Manchuria, a Chinese province lying between Mongolia and Corea, with the Amur River on the N. and the Yellow Sea on the S., is five times the size of England and Wales; the northern, central, and eastern parts are mountainous; the Sungari is the largest river; the soil is fertile, producing large crops of millet, maize, hemp, &c., but the climate in winter is severe; pine forests abound; the country is rich in gold, silver, coal, and iron, but they are little wrought; beans, silk, skins and furs are exported; the imports include textiles, metals, paper, and opium; the Manchus are the aristocracy of the province; Chinese settlers are industrious and prosperous; the chief towns are Moukden (250) in the S., Kirin (75) on the Sungari, and New-Chwang (60) on the Liao River, a treaty-port since 1858; Russian influence predominates in the province since 1890.

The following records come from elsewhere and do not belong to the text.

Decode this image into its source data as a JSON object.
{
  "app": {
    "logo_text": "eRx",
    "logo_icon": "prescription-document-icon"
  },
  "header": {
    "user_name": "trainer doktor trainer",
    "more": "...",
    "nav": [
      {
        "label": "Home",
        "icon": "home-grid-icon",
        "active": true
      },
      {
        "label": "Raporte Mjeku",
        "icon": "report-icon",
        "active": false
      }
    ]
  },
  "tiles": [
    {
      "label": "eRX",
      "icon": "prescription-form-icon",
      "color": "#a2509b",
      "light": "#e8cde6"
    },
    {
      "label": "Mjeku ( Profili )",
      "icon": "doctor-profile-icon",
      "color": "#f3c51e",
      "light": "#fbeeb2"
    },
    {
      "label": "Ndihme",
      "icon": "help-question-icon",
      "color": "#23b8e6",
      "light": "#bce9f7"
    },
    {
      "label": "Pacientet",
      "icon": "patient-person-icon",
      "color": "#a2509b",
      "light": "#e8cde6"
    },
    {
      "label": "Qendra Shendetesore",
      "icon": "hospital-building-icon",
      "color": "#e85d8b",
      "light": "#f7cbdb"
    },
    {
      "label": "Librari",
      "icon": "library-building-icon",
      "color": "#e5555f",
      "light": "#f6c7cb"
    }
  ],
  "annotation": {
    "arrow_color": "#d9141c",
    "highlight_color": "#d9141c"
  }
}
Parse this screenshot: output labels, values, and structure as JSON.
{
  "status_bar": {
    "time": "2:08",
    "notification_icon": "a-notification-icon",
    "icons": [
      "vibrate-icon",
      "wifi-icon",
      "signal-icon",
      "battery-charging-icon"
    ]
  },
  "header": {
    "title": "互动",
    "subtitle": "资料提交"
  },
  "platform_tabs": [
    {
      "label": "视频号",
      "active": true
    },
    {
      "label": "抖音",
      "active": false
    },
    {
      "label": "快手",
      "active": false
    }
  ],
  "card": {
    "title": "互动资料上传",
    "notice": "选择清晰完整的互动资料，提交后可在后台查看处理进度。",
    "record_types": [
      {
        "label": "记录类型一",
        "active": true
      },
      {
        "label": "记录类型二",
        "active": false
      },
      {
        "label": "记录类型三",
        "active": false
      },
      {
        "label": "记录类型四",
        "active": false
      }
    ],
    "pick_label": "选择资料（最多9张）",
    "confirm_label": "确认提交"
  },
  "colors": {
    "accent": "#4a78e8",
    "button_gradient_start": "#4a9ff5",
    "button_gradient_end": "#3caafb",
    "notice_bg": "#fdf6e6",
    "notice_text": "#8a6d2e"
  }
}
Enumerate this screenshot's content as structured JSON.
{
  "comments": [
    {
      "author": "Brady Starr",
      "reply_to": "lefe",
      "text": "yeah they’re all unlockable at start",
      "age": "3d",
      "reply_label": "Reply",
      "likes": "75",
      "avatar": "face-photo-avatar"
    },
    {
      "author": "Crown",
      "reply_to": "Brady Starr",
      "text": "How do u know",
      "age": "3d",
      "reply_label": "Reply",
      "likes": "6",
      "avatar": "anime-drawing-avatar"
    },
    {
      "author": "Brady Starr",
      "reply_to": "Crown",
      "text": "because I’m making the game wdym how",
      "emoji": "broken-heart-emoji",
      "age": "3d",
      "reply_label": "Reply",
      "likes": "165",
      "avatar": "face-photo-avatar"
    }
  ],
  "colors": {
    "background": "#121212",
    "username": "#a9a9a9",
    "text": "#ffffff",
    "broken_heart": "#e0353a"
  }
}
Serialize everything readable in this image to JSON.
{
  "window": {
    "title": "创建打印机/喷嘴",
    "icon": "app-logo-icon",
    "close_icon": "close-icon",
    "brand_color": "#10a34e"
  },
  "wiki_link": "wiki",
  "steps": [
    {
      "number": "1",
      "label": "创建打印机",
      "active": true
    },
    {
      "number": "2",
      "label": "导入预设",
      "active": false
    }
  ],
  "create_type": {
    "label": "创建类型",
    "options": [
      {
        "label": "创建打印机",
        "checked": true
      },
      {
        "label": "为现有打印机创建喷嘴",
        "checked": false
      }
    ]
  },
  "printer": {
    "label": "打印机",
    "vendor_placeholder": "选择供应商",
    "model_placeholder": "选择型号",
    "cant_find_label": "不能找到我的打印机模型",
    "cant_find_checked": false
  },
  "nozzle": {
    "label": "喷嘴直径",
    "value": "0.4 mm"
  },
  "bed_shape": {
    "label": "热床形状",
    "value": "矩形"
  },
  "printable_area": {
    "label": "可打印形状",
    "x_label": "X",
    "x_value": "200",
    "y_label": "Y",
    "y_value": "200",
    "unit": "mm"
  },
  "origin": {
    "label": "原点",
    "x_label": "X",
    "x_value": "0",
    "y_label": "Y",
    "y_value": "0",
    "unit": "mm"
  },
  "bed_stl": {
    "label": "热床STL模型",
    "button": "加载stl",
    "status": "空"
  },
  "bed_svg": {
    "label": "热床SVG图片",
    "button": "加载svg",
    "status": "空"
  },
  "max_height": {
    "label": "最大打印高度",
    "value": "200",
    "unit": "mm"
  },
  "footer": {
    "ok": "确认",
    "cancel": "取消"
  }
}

Population (circa 1900) given as 21,000,000.

Definition taken from The Nuttall Encyclopædia, edited by the Reverend James Wood (1907)

Manchester, Edward Montagu, Earl of * Mandæans
Man of Destiny
Man of Feeling
Man of Ross
Man of Sin
Manasseh-ben-Israel
Manby, Captain
Mancha, La
Manche, La
Manchester
Manchester, Edward Montagu, Earl of
Manchuria
Mandæans
Mandalay
Mandarin
Mandeville, Bernard de
Mandeville, Sir John
Mandingoes
Manes
Manes, Mani
Manetho
Manfred